(Records supplied)

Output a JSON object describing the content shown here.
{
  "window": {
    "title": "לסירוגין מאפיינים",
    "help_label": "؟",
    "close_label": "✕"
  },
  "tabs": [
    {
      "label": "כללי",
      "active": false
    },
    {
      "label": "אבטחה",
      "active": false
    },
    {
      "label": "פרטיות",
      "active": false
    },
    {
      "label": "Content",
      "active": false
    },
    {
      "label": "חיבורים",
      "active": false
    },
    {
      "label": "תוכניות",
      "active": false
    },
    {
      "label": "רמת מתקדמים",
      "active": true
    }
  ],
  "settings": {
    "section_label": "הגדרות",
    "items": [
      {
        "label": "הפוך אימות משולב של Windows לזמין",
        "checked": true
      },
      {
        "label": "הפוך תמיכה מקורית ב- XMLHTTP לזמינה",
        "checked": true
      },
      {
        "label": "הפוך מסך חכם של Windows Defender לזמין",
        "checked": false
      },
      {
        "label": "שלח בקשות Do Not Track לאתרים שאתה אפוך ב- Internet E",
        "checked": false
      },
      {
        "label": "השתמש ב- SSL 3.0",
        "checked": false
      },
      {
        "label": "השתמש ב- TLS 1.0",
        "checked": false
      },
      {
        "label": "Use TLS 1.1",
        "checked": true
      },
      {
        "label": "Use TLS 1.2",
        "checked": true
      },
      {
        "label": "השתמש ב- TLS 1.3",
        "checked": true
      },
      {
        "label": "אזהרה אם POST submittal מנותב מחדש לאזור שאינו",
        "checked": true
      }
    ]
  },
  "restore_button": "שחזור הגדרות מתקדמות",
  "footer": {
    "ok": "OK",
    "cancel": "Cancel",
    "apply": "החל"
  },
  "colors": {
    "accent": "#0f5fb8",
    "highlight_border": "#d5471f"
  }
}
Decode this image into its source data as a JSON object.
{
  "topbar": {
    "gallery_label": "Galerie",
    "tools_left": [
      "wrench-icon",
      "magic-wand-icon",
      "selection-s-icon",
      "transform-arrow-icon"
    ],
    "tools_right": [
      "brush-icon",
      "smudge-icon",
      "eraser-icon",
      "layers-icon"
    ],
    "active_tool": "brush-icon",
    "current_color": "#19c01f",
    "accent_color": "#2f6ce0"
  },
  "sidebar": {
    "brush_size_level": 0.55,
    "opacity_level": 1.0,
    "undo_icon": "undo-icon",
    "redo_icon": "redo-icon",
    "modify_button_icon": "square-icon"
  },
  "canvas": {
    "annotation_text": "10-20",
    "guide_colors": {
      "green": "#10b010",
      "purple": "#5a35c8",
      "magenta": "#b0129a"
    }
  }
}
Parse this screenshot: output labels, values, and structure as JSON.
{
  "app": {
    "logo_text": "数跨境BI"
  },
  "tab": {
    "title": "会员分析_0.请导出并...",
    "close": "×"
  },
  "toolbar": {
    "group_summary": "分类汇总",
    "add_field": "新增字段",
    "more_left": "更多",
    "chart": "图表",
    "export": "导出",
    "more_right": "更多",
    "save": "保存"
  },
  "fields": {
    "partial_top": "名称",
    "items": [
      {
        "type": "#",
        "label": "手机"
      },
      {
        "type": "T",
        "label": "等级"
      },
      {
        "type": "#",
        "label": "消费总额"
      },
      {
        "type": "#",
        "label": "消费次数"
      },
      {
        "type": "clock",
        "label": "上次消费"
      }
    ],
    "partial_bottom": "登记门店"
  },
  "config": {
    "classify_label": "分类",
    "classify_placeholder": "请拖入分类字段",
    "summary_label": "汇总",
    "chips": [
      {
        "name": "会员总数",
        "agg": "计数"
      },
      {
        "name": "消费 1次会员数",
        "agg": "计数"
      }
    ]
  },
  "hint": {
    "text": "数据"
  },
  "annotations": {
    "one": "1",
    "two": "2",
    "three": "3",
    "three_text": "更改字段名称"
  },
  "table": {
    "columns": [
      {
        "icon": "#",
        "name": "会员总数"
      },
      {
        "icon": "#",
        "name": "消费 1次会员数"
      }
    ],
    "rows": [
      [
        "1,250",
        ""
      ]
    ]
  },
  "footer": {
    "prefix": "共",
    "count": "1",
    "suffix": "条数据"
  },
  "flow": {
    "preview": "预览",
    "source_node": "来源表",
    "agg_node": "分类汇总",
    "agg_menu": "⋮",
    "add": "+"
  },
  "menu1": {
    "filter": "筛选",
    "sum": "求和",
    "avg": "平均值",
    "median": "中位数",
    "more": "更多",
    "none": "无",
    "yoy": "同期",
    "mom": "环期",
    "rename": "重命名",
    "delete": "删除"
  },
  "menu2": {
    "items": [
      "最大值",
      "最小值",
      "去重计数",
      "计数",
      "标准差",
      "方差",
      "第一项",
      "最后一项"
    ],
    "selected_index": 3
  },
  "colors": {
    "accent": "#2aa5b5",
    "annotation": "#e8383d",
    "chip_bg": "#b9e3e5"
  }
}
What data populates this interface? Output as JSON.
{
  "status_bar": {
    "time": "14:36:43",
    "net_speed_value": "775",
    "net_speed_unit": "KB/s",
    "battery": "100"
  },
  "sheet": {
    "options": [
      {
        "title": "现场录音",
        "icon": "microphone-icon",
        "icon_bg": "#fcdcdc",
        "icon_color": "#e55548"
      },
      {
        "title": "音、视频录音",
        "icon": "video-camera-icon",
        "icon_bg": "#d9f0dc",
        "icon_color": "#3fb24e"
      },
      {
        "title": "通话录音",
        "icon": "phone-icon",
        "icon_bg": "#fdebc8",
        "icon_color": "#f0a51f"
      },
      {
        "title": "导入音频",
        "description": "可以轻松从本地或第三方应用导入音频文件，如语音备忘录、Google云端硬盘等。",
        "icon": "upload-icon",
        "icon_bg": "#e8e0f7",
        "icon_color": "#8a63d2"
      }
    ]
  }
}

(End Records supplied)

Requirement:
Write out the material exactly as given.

Answer:
Output a JSON object describing the content shown here.
{
  "window": {
    "title": "לסירוגין מאפיינים",
    "help_label": "؟",
    "close_label": "✕"
  },
  "tabs": [
    {
      "label": "כללי",
      "active": false
    },
    {
      "label": "אבטחה",
      "active": false
    },
    {
      "label": "פרטיות",
      "active": false
    },
    {
      "label": "Content",
      "active": false
    },
    {
      "label": "חיבורים",
      "active": false
    },
    {
      "label": "תוכניות",
      "active": false
    },
    {
      "label": "רמת מתקדמים",
      "active": true
    }
  ],
  "settings": {
    "section_label": "הגדרות",
    "items": [
      {
        "label": "הפוך אימות משולב של Windows לזמין",
        "checked": true
      },
      {
        "label": "הפוך תמיכה מקורית ב- XMLHTTP לזמינה",
        "checked": true
      },
      {
        "label": "הפוך מסך חכם של Windows Defender לזמין",
        "checked": false
      },
      {
        "label": "שלח בקשות Do Not Track לאתרים שאתה אפוך ב- Internet E",
        "checked": false
      },
      {
        "label": "השתמש ב- SSL 3.0",
        "checked": false
      },
      {
        "label": "השתמש ב- TLS 1.0",
        "checked": false
      },
      {
        "label": "Use TLS 1.1",
        "checked": true
      },
      {
        "label": "Use TLS 1.2",
        "checked": true
      },
      {
        "label": "השתמש ב- TLS 1.3",
        "checked": true
      },
      {
        "label": "אזהרה אם POST submittal מנותב מחדש לאזור שאינו",
        "checked": true
      }
    ]
  },
  "restore_button": "שחזור הגדרות מתקדמות",
  "footer": {
    "ok": "OK",
    "cancel": "Cancel",
    "apply": "החל"
  },
  "colors": {
    "accent": "#0f5fb8",
    "highlight_border": "#d5471f"
  }
}
Decode this image into its source data as a JSON object.
{
  "topbar": {
    "gallery_label": "Galerie",
    "tools_left": [
      "wrench-icon",
      "magic-wand-icon",
      "selection-s-icon",
      "transform-arrow-icon"
    ],
    "tools_right": [
      "brush-icon",
      "smudge-icon",
      "eraser-icon",
      "layers-icon"
    ],
    "active_tool": "brush-icon",
    "current_color": "#19c01f",
    "accent_color": "#2f6ce0"
  },
  "sidebar": {
    "brush_size_level": 0.55,
    "opacity_level": 1.0,
    "undo_icon": "undo-icon",
    "redo_icon": "redo-icon",
    "modify_button_icon": "square-icon"
  },
  "canvas": {
    "annotation_text": "10-20",
    "guide_colors": {
      "green": "#10b010",
      "purple": "#5a35c8",
      "magenta": "#b0129a"
    }
  }
}
Parse this screenshot: output labels, values, and structure as JSON.
{
  "app": {
    "logo_text": "数跨境BI"
  },
  "tab": {
    "title": "会员分析_0.请导出并...",
    "close": "×"
  },
  "toolbar": {
    "group_summary": "分类汇总",
    "add_field": "新增字段",
    "more_left": "更多",
    "chart": "图表",
    "export": "导出",
    "more_right": "更多",
    "save": "保存"
  },
  "fields": {
    "partial_top": "名称",
    "items": [
      {
        "type": "#",
        "label": "手机"
      },
      {
        "type": "T",
        "label": "等级"
      },
      {
        "type": "#",
        "label": "消费总额"
      },
      {
        "type": "#",
        "label": "消费次数"
      },
      {
        "type": "clock",
        "label": "上次消费"
      }
    ],
    "partial_bottom": "登记门店"
  },
  "config": {
    "classify_label": "分类",
    "classify_placeholder": "请拖入分类字段",
    "summary_label": "汇总",
    "chips": [
      {
        "name": "会员总数",
        "agg": "计数"
      },
      {
        "name": "消费 1次会员数",
        "agg": "计数"
      }
    ]
  },
  "hint": {
    "text": "数据"
  },
  "annotations": {
    "one": "1",
    "two": "2",
    "three": "3",
    "three_text": "更改字段名称"
  },
  "table": {
    "columns": [
      {
        "icon": "#",
        "name": "会员总数"
      },
      {
        "icon": "#",
        "name": "消费 1次会员数"
      }
    ],
    "rows": [
      [
        "1,250",
        ""
      ]
    ]
  },
  "footer": {
    "prefix": "共",
    "count": "1",
    "suffix": "条数据"
  },
  "flow": {
    "preview": "预览",
    "source_node": "来源表",
    "agg_node": "分类汇总",
    "agg_menu": "⋮",
    "add": "+"
  },
  "menu1": {
    "filter": "筛选",
    "sum": "求和",
    "avg": "平均值",
    "median": "中位数",
    "more": "更多",
    "none": "无",
    "yoy": "同期",
    "mom": "环期",
    "rename": "重命名",
    "delete": "删除"
  },
  "menu2": {
    "items": [
      "最大值",
      "最小值",
      "去重计数",
      "计数",
      "标准差",
      "方差",
      "第一项",
      "最后一项"
    ],
    "selected_index": 3
  },
  "colors": {
    "accent": "#2aa5b5",
    "annotation": "#e8383d",
    "chip_bg": "#b9e3e5"
  }
}
What data populates this interface? Output as JSON.
{
  "status_bar": {
    "time": "14:36:43",
    "net_speed_value": "775",
    "net_speed_unit": "KB/s",
    "battery": "100"
  },
  "sheet": {
    "options": [
      {
        "title": "现场录音",
        "icon": "microphone-icon",
        "icon_bg": "#fcdcdc",
        "icon_color": "#e55548"
      },
      {
        "title": "音、视频录音",
        "icon": "video-camera-icon",
        "icon_bg": "#d9f0dc",
        "icon_color": "#3fb24e"
      },
      {
        "title": "通话录音",
        "icon": "phone-icon",
        "icon_bg": "#fdebc8",
        "icon_color": "#f0a51f"
      },
      {
        "title": "导入音频",
        "description": "可以轻松从本地或第三方应用导入音频文件，如语音备忘录、Google云端硬盘等。",
        "icon": "upload-icon",
        "icon_bg": "#e8e0f7",
        "icon_color": "#8a63d2"
      }
    ]
  }
}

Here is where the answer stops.